:: ACTIVITY ::
Your task is to find every line of the listing that includes "board" and copy it.

:: MATERIAL SHOWN ::
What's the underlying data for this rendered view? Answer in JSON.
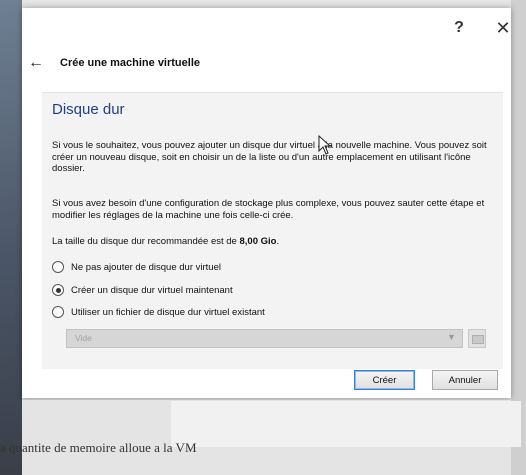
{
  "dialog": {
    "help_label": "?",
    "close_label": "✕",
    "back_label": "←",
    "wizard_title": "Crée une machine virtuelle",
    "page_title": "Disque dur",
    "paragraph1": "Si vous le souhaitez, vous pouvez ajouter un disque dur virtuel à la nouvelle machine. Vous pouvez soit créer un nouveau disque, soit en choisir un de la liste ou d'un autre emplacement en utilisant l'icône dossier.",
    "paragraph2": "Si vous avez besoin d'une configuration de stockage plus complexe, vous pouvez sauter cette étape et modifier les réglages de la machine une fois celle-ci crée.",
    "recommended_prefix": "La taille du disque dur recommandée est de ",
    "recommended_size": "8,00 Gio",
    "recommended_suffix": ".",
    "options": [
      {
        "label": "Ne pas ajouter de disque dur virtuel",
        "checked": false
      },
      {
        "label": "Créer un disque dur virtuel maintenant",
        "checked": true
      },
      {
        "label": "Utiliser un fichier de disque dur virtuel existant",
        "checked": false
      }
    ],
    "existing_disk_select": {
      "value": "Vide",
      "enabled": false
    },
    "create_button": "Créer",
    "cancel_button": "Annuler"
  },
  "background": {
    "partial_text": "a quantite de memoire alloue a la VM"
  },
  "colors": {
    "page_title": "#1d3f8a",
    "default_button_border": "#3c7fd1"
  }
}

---

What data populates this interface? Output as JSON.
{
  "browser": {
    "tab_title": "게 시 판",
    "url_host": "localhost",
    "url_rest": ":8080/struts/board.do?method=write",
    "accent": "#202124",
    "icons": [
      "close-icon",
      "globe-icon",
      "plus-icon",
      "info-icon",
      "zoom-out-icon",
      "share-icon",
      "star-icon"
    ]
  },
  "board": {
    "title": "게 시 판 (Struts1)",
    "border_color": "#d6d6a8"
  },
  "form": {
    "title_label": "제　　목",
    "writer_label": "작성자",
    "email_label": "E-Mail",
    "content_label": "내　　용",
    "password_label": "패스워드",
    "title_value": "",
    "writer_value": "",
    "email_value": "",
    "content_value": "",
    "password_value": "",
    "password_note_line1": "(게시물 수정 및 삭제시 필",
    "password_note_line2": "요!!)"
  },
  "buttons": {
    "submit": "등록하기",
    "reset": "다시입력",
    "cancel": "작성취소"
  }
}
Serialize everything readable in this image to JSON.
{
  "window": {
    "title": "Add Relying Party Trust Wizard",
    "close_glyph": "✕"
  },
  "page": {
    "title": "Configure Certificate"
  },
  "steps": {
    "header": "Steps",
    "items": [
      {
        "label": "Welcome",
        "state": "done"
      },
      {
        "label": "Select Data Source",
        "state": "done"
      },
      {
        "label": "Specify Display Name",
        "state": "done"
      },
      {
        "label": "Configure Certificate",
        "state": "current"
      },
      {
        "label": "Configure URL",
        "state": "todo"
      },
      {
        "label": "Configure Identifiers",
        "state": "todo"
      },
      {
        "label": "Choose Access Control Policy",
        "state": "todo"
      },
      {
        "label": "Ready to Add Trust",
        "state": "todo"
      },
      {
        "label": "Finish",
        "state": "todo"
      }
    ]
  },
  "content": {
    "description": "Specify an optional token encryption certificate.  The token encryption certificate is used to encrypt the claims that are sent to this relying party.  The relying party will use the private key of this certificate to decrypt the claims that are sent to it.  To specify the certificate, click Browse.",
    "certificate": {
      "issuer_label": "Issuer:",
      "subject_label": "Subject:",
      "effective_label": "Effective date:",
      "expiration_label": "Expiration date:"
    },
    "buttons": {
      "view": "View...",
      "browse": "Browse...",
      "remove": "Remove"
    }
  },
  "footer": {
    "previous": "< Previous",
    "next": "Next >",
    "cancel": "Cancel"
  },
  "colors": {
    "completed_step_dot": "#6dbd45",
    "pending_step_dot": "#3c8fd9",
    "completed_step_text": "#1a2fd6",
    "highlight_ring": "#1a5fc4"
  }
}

:: EXERCISE RESULT ::
    "url_rest": ":8080/struts/board.do?method=write",
  "board": {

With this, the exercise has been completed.